# Problem to work on:
Every record below must be set down again exactly as given.

[Data provided]

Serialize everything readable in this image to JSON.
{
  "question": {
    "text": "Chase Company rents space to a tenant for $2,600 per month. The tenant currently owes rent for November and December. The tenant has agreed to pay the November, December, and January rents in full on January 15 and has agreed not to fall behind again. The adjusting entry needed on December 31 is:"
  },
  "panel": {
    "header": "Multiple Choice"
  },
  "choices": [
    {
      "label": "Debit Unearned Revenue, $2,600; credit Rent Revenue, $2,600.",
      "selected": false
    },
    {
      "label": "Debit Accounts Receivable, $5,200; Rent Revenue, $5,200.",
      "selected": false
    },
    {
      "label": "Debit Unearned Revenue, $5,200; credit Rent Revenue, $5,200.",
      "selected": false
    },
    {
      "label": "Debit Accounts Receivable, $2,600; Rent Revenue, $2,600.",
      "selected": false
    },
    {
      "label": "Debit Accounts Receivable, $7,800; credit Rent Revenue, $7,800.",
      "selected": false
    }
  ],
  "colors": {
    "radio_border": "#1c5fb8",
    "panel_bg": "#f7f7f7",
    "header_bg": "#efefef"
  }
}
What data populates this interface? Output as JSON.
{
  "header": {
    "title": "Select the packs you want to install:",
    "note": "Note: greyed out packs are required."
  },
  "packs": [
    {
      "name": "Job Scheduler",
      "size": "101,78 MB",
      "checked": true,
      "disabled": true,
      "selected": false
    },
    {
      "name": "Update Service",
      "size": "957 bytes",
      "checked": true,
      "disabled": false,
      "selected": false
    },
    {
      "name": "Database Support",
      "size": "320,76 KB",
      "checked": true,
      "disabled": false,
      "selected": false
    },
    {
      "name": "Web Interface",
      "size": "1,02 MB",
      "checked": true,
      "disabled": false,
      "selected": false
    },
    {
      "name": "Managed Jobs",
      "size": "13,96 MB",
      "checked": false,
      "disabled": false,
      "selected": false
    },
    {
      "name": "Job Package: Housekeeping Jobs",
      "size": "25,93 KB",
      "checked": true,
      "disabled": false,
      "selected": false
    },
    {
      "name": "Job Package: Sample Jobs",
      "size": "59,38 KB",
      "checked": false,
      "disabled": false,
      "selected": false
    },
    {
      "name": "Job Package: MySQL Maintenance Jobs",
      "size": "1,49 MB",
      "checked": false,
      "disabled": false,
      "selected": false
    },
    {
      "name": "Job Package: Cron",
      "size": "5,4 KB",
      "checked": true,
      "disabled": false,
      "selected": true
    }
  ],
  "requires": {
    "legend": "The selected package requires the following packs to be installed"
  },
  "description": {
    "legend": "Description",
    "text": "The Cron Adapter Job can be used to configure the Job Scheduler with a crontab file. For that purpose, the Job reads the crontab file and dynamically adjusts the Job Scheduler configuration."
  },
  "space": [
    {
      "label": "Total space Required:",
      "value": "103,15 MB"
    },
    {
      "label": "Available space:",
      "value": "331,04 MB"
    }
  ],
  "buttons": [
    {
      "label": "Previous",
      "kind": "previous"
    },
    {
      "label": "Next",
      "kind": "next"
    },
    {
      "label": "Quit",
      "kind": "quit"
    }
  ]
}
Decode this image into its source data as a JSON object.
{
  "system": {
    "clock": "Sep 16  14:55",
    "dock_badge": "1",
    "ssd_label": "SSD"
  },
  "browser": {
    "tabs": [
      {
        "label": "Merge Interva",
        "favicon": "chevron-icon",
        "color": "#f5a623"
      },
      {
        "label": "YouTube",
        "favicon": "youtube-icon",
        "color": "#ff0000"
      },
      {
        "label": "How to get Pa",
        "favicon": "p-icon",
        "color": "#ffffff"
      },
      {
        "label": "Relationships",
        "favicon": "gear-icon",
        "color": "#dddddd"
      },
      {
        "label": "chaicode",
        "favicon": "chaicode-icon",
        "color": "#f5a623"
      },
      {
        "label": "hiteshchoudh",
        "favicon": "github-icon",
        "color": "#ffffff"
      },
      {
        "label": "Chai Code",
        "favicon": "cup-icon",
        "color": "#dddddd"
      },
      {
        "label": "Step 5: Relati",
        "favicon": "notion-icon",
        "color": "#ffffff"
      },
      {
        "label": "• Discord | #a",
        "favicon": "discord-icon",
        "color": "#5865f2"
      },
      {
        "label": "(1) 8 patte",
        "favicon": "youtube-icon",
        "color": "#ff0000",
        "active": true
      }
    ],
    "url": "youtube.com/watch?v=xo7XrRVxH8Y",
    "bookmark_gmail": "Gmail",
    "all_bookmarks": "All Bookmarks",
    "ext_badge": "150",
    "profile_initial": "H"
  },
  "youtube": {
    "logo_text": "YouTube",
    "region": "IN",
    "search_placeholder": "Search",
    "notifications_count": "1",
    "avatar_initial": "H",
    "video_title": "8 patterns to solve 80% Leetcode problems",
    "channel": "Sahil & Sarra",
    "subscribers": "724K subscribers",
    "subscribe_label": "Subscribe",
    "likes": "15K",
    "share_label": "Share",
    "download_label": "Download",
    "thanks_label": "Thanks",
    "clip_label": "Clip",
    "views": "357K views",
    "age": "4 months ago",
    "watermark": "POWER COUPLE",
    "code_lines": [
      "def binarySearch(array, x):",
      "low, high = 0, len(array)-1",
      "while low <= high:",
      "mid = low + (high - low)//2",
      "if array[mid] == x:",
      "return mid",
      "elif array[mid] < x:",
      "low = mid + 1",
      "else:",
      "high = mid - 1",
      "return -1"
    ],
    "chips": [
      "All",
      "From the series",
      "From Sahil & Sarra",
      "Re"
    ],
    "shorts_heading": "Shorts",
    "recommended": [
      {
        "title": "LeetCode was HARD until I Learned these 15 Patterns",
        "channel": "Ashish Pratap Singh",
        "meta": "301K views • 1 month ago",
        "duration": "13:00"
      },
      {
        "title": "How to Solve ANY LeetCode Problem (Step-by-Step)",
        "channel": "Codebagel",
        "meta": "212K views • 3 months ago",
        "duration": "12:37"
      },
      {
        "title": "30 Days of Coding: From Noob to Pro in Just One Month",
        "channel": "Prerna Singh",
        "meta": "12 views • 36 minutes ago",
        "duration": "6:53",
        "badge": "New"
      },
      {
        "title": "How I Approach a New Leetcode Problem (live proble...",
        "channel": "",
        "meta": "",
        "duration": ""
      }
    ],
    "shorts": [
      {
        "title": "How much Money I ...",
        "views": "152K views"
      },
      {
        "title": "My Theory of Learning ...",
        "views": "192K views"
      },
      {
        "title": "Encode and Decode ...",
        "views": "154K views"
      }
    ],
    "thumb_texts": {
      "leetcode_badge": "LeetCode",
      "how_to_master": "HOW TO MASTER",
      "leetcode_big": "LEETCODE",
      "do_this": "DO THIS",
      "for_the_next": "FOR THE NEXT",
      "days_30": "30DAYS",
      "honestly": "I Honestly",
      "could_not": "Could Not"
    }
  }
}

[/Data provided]

# Reply:
Serialize everything readable in this image to JSON.
{
  "question": {
    "text": "Chase Company rents space to a tenant for $2,600 per month. The tenant currently owes rent for November and December. The tenant has agreed to pay the November, December, and January rents in full on January 15 and has agreed not to fall behind again. The adjusting entry needed on December 31 is:"
  },
  "panel": {
    "header": "Multiple Choice"
  },
  "choices": [
    {
      "label": "Debit Unearned Revenue, $2,600; credit Rent Revenue, $2,600.",
      "selected": false
    },
    {
      "label": "Debit Accounts Receivable, $5,200; Rent Revenue, $5,200.",
      "selected": false
    },
    {
      "label": "Debit Unearned Revenue, $5,200; credit Rent Revenue, $5,200.",
      "selected": false
    },
    {
      "label": "Debit Accounts Receivable, $2,600; Rent Revenue, $2,600.",
      "selected": false
    },
    {
      "label": "Debit Accounts Receivable, $7,800; credit Rent Revenue, $7,800.",
      "selected": false
    }
  ],
  "colors": {
    "radio_border": "#1c5fb8",
    "panel_bg": "#f7f7f7",
    "header_bg": "#efefef"
  }
}
What data populates this interface? Output as JSON.
{
  "header": {
    "title": "Select the packs you want to install:",
    "note": "Note: greyed out packs are required."
  },
  "packs": [
    {
      "name": "Job Scheduler",
      "size": "101,78 MB",
      "checked": true,
      "disabled": true,
      "selected": false
    },
    {
      "name": "Update Service",
      "size": "957 bytes",
      "checked": true,
      "disabled": false,
      "selected": false
    },
    {
      "name": "Database Support",
      "size": "320,76 KB",
      "checked": true,
      "disabled": false,
      "selected": false
    },
    {
      "name": "Web Interface",
      "size": "1,02 MB",
      "checked": true,
      "disabled": false,
      "selected": false
    },
    {
      "name": "Managed Jobs",
      "size": "13,96 MB",
      "checked": false,
      "disabled": false,
      "selected": false
    },
    {
      "name": "Job Package: Housekeeping Jobs",
      "size": "25,93 KB",
      "checked": true,
      "disabled": false,
      "selected": false
    },
    {
      "name": "Job Package: Sample Jobs",
      "size": "59,38 KB",
      "checked": false,
      "disabled": false,
      "selected": false
    },
    {
      "name": "Job Package: MySQL Maintenance Jobs",
      "size": "1,49 MB",
      "checked": false,
      "disabled": false,
      "selected": false
    },
    {
      "name": "Job Package: Cron",
      "size": "5,4 KB",
      "checked": true,
      "disabled": false,
      "selected": true
    }
  ],
  "requires": {
    "legend": "The selected package requires the following packs to be installed"
  },
  "description": {
    "legend": "Description",
    "text": "The Cron Adapter Job can be used to configure the Job Scheduler with a crontab file. For that purpose, the Job reads the crontab file and dynamically adjusts the Job Scheduler configuration."
  },
  "space": [
    {
      "label": "Total space Required:",
      "value": "103,15 MB"
    },
    {
      "label": "Available space:",
      "value": "331,04 MB"
    }
  ],
  "buttons": [
    {
      "label": "Previous",
      "kind": "previous"
    },
    {
      "label": "Next",
      "kind": "next"
    },
    {
      "label": "Quit",
      "kind": "quit"
    }
  ]
}
Decode this image into its source data as a JSON object.
{
  "system": {
    "clock": "Sep 16  14:55",
    "dock_badge": "1",
    "ssd_label": "SSD"
  },
  "browser": {
    "tabs": [
      {
        "label": "Merge Interva",
        "favicon": "chevron-icon",
        "color": "#f5a623"
      },
      {
        "label": "YouTube",
        "favicon": "youtube-icon",
        "color": "#ff0000"
      },
      {
        "label": "How to get Pa",
        "favicon": "p-icon",
        "color": "#ffffff"
      },
      {
        "label": "Relationships",
        "favicon": "gear-icon",
        "color": "#dddddd"
      },
      {
        "label": "chaicode",
        "favicon": "chaicode-icon",
        "color": "#f5a623"
      },
      {
        "label": "hiteshchoudh",
        "favicon": "github-icon",
        "color": "#ffffff"
      },
      {
        "label": "Chai Code",
        "favicon": "cup-icon",
        "color": "#dddddd"
      },
      {
        "label": "Step 5: Relati",
        "favicon": "notion-icon",
        "color": "#ffffff"
      },
      {
        "label": "• Discord | #a",
        "favicon": "discord-icon",
        "color": "#5865f2"
      },
      {
        "label": "(1) 8 patte",
        "favicon": "youtube-icon",
        "color": "#ff0000",
        "active": true
      }
    ],
    "url": "youtube.com/watch?v=xo7XrRVxH8Y",
    "bookmark_gmail": "Gmail",
    "all_bookmarks": "All Bookmarks",
    "ext_badge": "150",
    "profile_initial": "H"
  },
  "youtube": {
    "logo_text": "YouTube",
    "region": "IN",
    "search_placeholder": "Search",
    "notifications_count": "1",
    "avatar_initial": "H",
    "video_title": "8 patterns to solve 80% Leetcode problems",
    "channel": "Sahil & Sarra",
    "subscribers": "724K subscribers",
    "subscribe_label": "Subscribe",
    "likes": "15K",
    "share_label": "Share",
    "download_label": "Download",
    "thanks_label": "Thanks",
    "clip_label": "Clip",
    "views": "357K views",
    "age": "4 months ago",
    "watermark": "POWER COUPLE",
    "code_lines": [
      "def binarySearch(array, x):",
      "low, high = 0, len(array)-1",
      "while low <= high:",
      "mid = low + (high - low)//2",
      "if array[mid] == x:",
      "return mid",
      "elif array[mid] < x:",
      "low = mid + 1",
      "else:",
      "high = mid - 1",
      "return -1"
    ],
    "chips": [
      "All",
      "From the series",
      "From Sahil & Sarra",
      "Re"
    ],
    "shorts_heading": "Shorts",
    "recommended": [
      {
        "title": "LeetCode was HARD until I Learned these 15 Patterns",
        "channel": "Ashish Pratap Singh",
        "meta": "301K views • 1 month ago",
        "duration": "13:00"
      },
      {
        "title": "How to Solve ANY LeetCode Problem (Step-by-Step)",
        "channel": "Codebagel",
        "meta": "212K views • 3 months ago",
        "duration": "12:37"
      },
      {
        "title": "30 Days of Coding: From Noob to Pro in Just One Month",
        "channel": "Prerna Singh",
        "meta": "12 views • 36 minutes ago",
        "duration": "6:53",
        "badge": "New"
      },
      {
        "title": "How I Approach a New Leetcode Problem (live proble...",
        "channel": "",
        "meta": "",
        "duration": ""
      }
    ],
    "shorts": [
      {
        "title": "How much Money I ...",
        "views": "152K views"
      },
      {
        "title": "My Theory of Learning ...",
        "views": "192K views"
      },
      {
        "title": "Encode and Decode ...",
        "views": "154K views"
      }
    ],
    "thumb_texts": {
      "leetcode_badge": "LeetCode",
      "how_to_master": "HOW TO MASTER",
      "leetcode_big": "LEETCODE",
      "do_this": "DO THIS",
      "for_the_next": "FOR THE NEXT",
      "days_30": "30DAYS",
      "honestly": "I Honestly",
      "could_not": "Could Not"
    }
  }
}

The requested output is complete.